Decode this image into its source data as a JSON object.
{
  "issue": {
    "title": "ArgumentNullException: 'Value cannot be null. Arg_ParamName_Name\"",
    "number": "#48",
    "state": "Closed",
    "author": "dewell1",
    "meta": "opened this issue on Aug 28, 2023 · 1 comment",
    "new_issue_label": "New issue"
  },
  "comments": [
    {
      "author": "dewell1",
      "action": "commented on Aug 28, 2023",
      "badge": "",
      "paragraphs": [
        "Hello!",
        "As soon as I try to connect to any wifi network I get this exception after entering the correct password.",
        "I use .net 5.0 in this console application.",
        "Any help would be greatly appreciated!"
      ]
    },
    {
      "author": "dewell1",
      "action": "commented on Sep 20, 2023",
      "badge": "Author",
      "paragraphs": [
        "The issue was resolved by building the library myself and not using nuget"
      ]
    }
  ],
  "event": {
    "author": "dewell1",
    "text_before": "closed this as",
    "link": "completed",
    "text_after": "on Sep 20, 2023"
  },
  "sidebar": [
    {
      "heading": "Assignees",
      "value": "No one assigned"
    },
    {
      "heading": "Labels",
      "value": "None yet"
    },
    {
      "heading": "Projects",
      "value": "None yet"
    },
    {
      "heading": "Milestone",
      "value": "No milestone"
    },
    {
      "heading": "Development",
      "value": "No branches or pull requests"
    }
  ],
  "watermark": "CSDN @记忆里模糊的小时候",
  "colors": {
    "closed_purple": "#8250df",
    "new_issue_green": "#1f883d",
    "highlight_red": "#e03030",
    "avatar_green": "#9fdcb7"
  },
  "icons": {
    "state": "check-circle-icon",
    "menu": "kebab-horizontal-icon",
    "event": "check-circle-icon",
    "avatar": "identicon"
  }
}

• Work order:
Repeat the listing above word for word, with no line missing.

• Solution to this exercise:
Decode this image into its source data as a JSON object.
{
  "issue": {
    "title": "ArgumentNullException: 'Value cannot be null. Arg_ParamName_Name\"",
    "number": "#48",
    "state": "Closed",
    "author": "dewell1",
    "meta": "opened this issue on Aug 28, 2023 · 1 comment",
    "new_issue_label": "New issue"
  },
  "comments": [
    {
      "author": "dewell1",
      "action": "commented on Aug 28, 2023",
      "badge": "",
      "paragraphs": [
        "Hello!",
        "As soon as I try to connect to any wifi network I get this exception after entering the correct password.",
        "I use .net 5.0 in this console application.",
        "Any help would be greatly appreciated!"
      ]
    },
    {
      "author": "dewell1",
      "action": "commented on Sep 20, 2023",
      "badge": "Author",
      "paragraphs": [
        "The issue was resolved by building the library myself and not using nuget"
      ]
    }
  ],
  "event": {
    "author": "dewell1",
    "text_before": "closed this as",
    "link": "completed",
    "text_after": "on Sep 20, 2023"
  },
  "sidebar": [
    {
      "heading": "Assignees",
      "value": "No one assigned"
    },
    {
      "heading": "Labels",
      "value": "None yet"
    },
    {
      "heading": "Projects",
      "value": "None yet"
    },
    {
      "heading": "Milestone",
      "value": "No milestone"
    },
    {
      "heading": "Development",
      "value": "No branches or pull requests"
    }
  ],
  "watermark": "CSDN @记忆里模糊的小时候",
  "colors": {
    "closed_purple": "#8250df",
    "new_issue_green": "#1f883d",
    "highlight_red": "#e03030",
    "avatar_green": "#9fdcb7"
  },
  "icons": {
    "state": "check-circle-icon",
    "menu": "kebab-horizontal-icon",
    "event": "check-circle-icon",
    "avatar": "identicon"
  }
}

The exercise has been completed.